by Larry Brody
…Sorkin, that is. Looks like everyone’s after him these days, and not in a good way.
And a short while ago he was such a golden boy. Screenwriting Oscar winner! Beloved creator of THE WEST WING! Toast of what we used to call “the Intelligensia” with his cult fave SPORTS NIGHT.
Now, though, he’s getting creamed in the press/on the web by critics and viewers alike. It isn’t just a case of, “Oh, dood, we’re so disappointed. THE NEWSROOM has really let us down,” but of, “Jesus, Sorkin, you phony, arrogant sonuvabitch, you lied to us, man!”
On the surface, the problem is Sorkin’s appearance at the TV Critics Association press tour, during which he unequivocally denied that he’d fired most of the writing staff of THE NEWSROOM, and then proceeded to equivocate about it. Even formerly vocal fans have been jumping all over him on this one, as though delighting in having caught the emperor without his clothes on.
And, I think, that’s what it’s all about. We love to catch people out, to expose the mighty, even those we’ve made so mighty with our approval/praise. By “we” I mean all humans. I’ve seen it so many times that the syndrome seems hard-wired.
Remember how much everyone loved Stallone back in the ROCKY days? Until he accepted his Oscar, thanked all “you little Rockies out there” and immediately distanced himself from his fans. Told us that he saw himself as special. As elevated. All it took was one word: “You.”
Sorkin’s sin is similar. By running a series in which its characters are constantly making moral and ethical judgments that by both implication and overt statement set them up above everyone in not only their TV universe but the viewers’ universe as well, he has for all practical purposes installed himself as the Godlike Arbiter of All Things Just and Good and True.
I’m not saying he did that deliberately, but that’s the result of all his deliberate decisions about the show. That’s the effect on everyone who watches it. We all get the same message: “Aaron Sorkin has set up certain standards of human wonderfulness and is holding each and every one of us up to them.”
And the immediate human reaction to such a message is: “Asshole.”

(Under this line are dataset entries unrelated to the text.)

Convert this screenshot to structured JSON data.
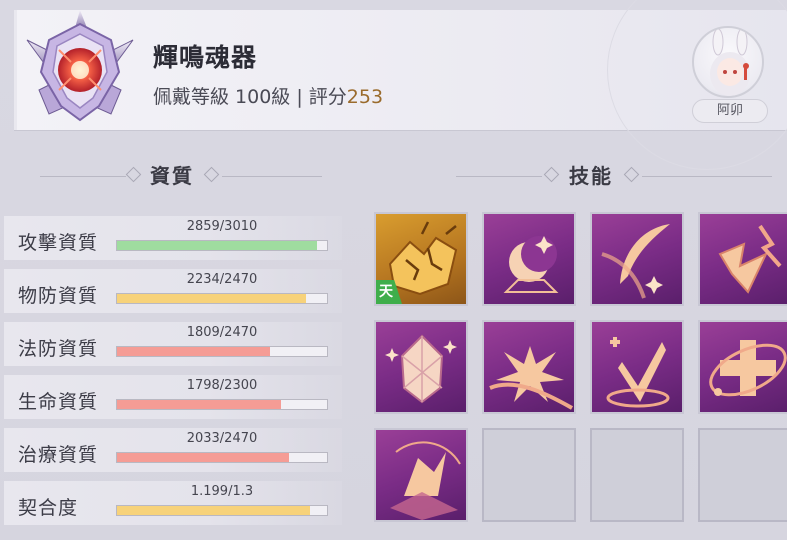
{
  "header": {
    "title": "輝鳴魂器",
    "sub_prefix": "佩戴等級 100級 | 評分",
    "score": "253",
    "avatar_name": "阿卯"
  },
  "sections": {
    "stats_title": "資質",
    "skills_title": "技能"
  },
  "stats": [
    {
      "label": "攻擊資質",
      "value": "2859/3010",
      "fraction": 0.95,
      "color": "#9fdc9f"
    },
    {
      "label": "物防資質",
      "value": "2234/2470",
      "fraction": 0.9,
      "color": "#f7d27a"
    },
    {
      "label": "法防資質",
      "value": "1809/2470",
      "fraction": 0.73,
      "color": "#f59c95"
    },
    {
      "label": "生命資質",
      "value": "1798/2300",
      "fraction": 0.78,
      "color": "#f59c95"
    },
    {
      "label": "治療資質",
      "value": "2033/2470",
      "fraction": 0.82,
      "color": "#f59c95"
    },
    {
      "label": "契合度",
      "value": "1.199/1.3",
      "fraction": 0.92,
      "color": "#f7d27a"
    }
  ],
  "skills": {
    "tag_label": "天",
    "icons": [
      "cracked-gold-icon",
      "crescent-moon-icon",
      "feather-icon",
      "lightning-arrow-icon",
      "crystal-icon",
      "burst-icon",
      "heal-arrow-icon",
      "plus-orbit-icon",
      "crystal-shard-icon",
      "",
      "",
      ""
    ]
  }
}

By making himself a god, Sorkin automatically creates a new set of standards to be used by us judging him. He wants us to be so much better than we are? Fine. As long as he seems better than the average bear too.Much better.
And, of course, he doesn’t. Because he isn’t. No one is. We’re all just people, trying to do our best. All of us fail, a hundred times a day, every day. And, at this point in his career, Aaron Sorkin’s professional/personal failures simply cannot be tolerated, even by those who once adored him.
Sorry, Aaron, but you don’t have a prayer of surviving this. No one in your position does. Because the truth is that the real, hidden, all-too-true-and-human reason we build pedestals and then place people upon them is so we can pull our idols down later and Hulk-smash ’em.
(In case you wondered why the Hulk is so popular. Hmm, gonna be hard to pull him down, isn’t it? But that’ll just make it so much more fun.)